### The task
Report every line of the data where the string "JSON" appears.

### Records for this task

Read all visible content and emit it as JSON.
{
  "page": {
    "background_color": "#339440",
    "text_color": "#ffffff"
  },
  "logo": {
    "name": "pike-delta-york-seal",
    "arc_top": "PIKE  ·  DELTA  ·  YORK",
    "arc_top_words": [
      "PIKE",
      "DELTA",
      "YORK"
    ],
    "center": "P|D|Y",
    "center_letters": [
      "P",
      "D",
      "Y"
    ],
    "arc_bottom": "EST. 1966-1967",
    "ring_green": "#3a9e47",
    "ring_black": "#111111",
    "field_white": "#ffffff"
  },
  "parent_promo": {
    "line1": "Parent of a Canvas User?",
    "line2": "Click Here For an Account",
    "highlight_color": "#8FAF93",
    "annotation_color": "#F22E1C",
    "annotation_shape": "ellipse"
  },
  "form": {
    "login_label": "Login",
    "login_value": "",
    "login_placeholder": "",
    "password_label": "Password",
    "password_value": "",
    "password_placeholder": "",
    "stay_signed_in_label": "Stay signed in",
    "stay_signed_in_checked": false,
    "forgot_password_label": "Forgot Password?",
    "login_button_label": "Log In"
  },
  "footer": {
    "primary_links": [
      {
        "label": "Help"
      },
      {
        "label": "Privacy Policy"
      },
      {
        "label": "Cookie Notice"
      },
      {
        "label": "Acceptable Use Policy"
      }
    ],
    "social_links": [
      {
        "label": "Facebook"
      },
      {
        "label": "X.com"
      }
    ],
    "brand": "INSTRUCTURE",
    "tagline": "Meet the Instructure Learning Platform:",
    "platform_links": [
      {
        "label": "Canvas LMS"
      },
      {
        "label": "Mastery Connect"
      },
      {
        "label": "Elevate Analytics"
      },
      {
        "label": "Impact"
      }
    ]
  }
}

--

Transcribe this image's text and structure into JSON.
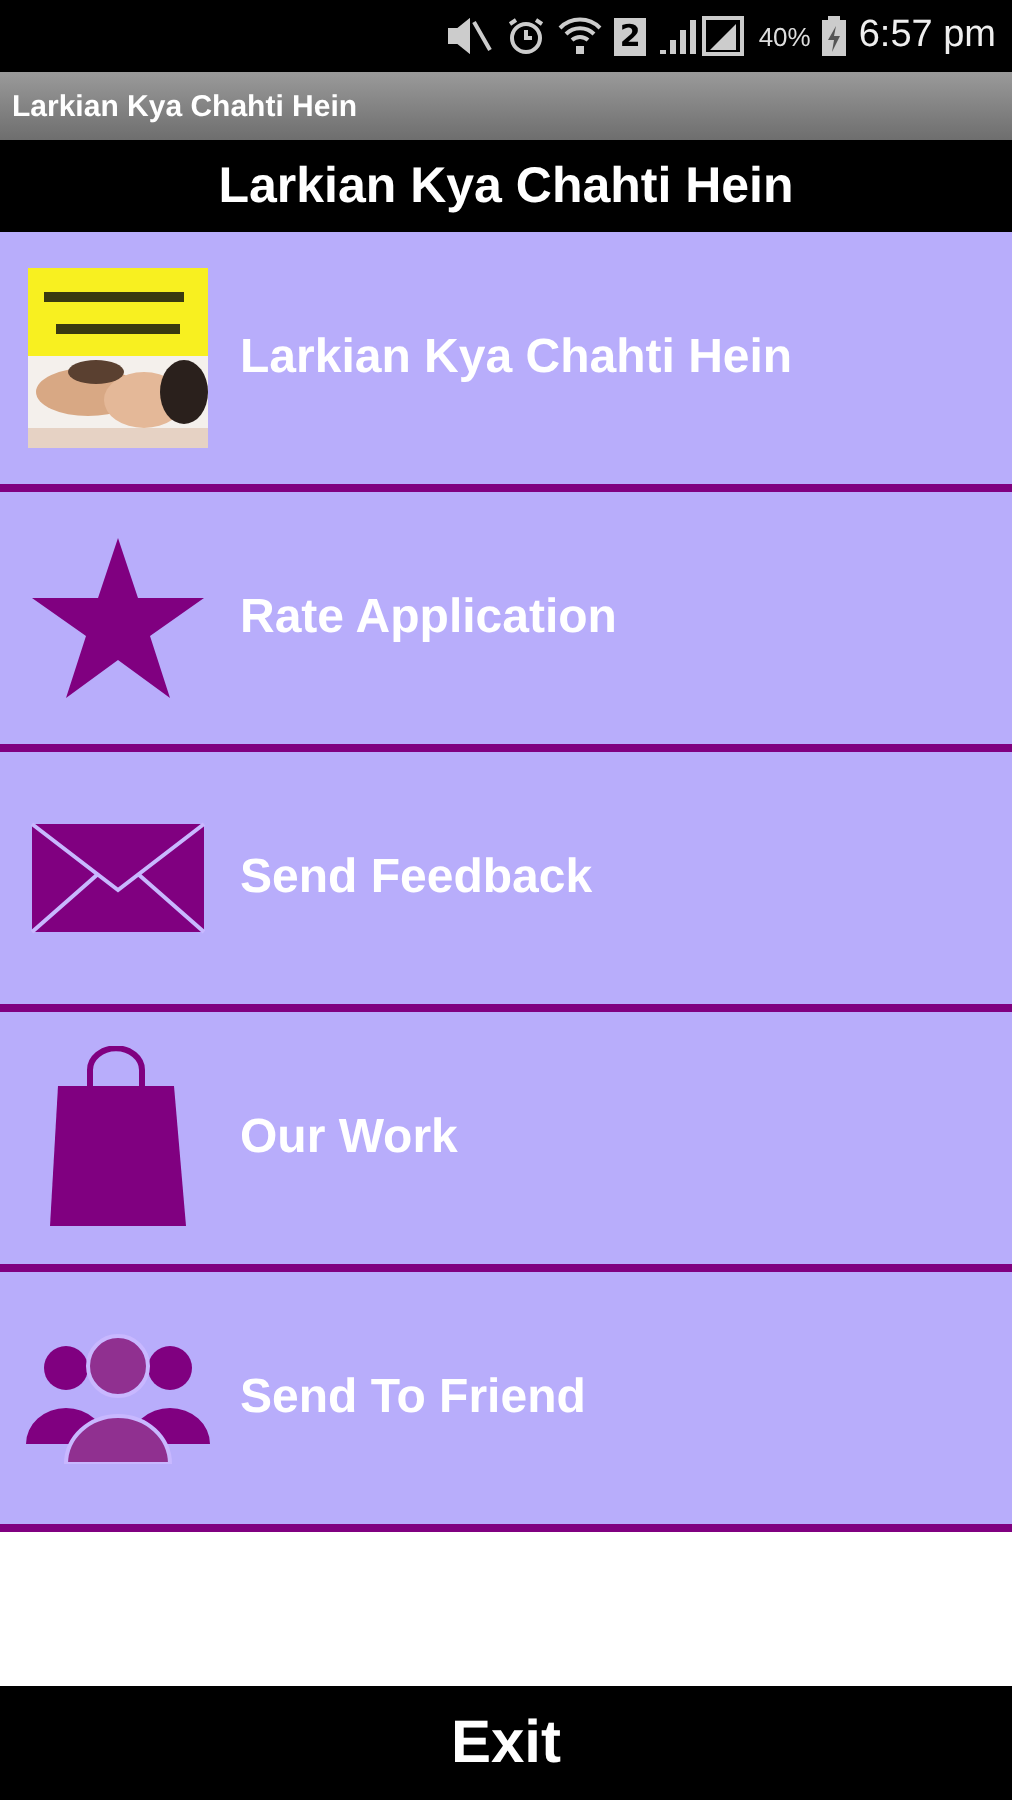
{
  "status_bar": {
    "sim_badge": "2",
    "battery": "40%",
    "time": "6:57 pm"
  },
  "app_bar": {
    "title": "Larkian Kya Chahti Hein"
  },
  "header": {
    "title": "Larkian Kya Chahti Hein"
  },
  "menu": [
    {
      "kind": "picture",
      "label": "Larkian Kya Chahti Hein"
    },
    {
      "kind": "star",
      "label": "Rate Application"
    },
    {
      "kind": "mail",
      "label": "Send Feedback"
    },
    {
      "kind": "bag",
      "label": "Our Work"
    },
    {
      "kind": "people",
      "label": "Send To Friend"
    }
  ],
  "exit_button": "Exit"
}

### Task solution
Read all visible content and emit it as JSON.
Transcribe this image's text and structure into JSON.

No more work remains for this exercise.